European shares were little changed in early trade ahead of the release of fresh U.S. jobs data later on Friday, while the euro also paused for breath after bouncing from a 2-1/2 month low.
Traders were unwilling to take big positions in either asset class ahead of the much-watched payrolls data, and were seeking further evidence about the extent of European Central Bank bond buying, which had fueled markets in the previous session.
Bund futures opened flat, with traders waiting to see if the ECB buys bonds in any size, in spite of the bank's president, Jean-Claude Trichet, refusing to respond to market speculation that it would mount a much more aggressive bond-buying program.
It's really all about what the ECB does today. The ECB really are the only buyer, a trader said.
After previously rallying on talk of the ECB bond buying, in the hope it would help shore up confidence in the euro zone periphery, the single currency was steady in early trade on Friday, hovering around a key technical resistance level.
The euro was trading at $1.3236 at 0850 GMT, above a 2-1/2 month low hit on Tuesday and just below its 100-day moving average and below key resistance at $1.3334-64, its August peak and a 38.2 percent retracement of the June-November rally.
I suspect the euro has bottomed out in the near term and will test $1.33-34, said a trader at a Japanese brokerage house.
The benchmark FTSEurofirst 300 <.FTEU3> share index opened marginally higher, after closing the previous session at a two-week high, a move that could be extended if the U.S. jobs data is positive, London-based Justin Urquhart Stewart, director at Seven Investment Management, said.
There's a positive tone to the market, despite all the negative news on sovereign debt ... If the payrolls are positive, it could easily push the market even higher, he said.
A strong overnight showing in U.S. stock markets had slowed by the close of play in Asia, with gains of just 0.1 percent in the Nikkei <.N225>, mostly on buying in technology shares.
JOBS IN FOCUS
Oil was steady near 25-month highs following a slew of upbeat U.S. economic data that boded well for demand from the world's top user, and ahead of the jobs report which is expected to show employment expanded for a second straight month in November.
Nonfarm payrolls are forecast to have risen 140,000, with private hiring increasing by more than 100,000 for a fifth straight month in November, according to a Reuters survey.
The unemployment rate is forecast to have held steady at 9.6 percent.
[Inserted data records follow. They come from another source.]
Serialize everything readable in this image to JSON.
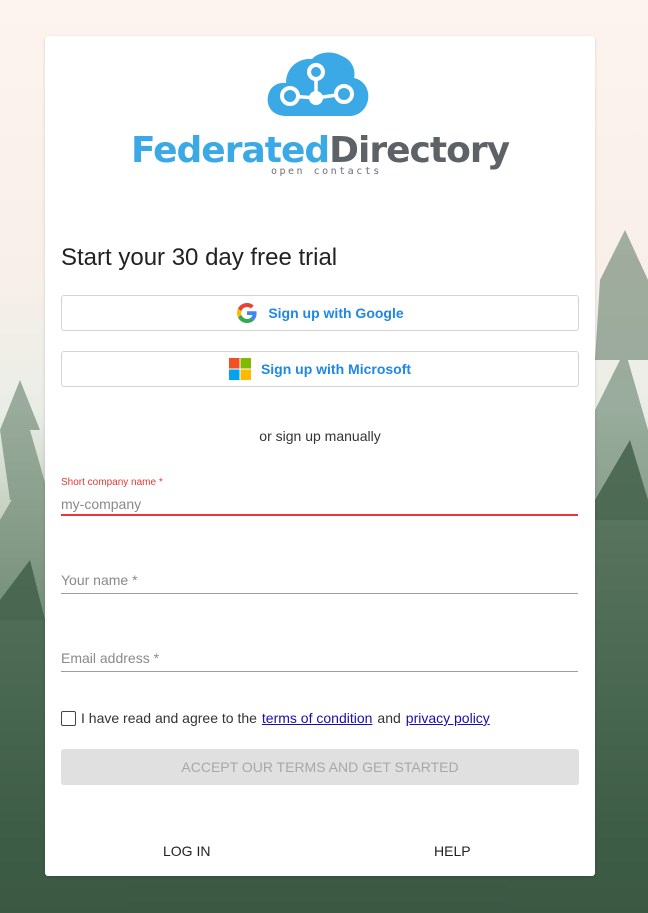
{
  "brand": {
    "name_part1": "Federated",
    "name_part2": "Directory",
    "tagline": "open contacts"
  },
  "title": "Start your 30 day free trial",
  "social": {
    "google_label": "Sign up with Google",
    "microsoft_label": "Sign up with Microsoft"
  },
  "divider_text": "or sign up manually",
  "form": {
    "company": {
      "label": "Short company name *",
      "placeholder": "my-company",
      "value": ""
    },
    "name": {
      "placeholder": "Your name *",
      "value": ""
    },
    "email": {
      "placeholder": "Email address *",
      "value": ""
    }
  },
  "agree": {
    "checked": false,
    "prefix": "I have read and agree to the",
    "terms_link": "terms of condition",
    "middle": "and",
    "privacy_link": "privacy policy"
  },
  "accept_label": "ACCEPT OUR TERMS AND GET STARTED",
  "footer": {
    "login_label": "LOG IN",
    "help_label": "HELP"
  },
  "colors": {
    "accent": "#1e88e5",
    "brand_blue": "#3aa9e6",
    "error": "#e53935",
    "disabled_bg": "#e0e0e0"
  }
}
Such a positive reading would add further weight to the notion the country's recovery is picking up pace, and follows data showing the number of jobless benefits claimants hit a two-year low last week.
Service sector surveys from the euro zone will also be watched.
(Reporting by Simon Jessop; editing by Mike Peacock)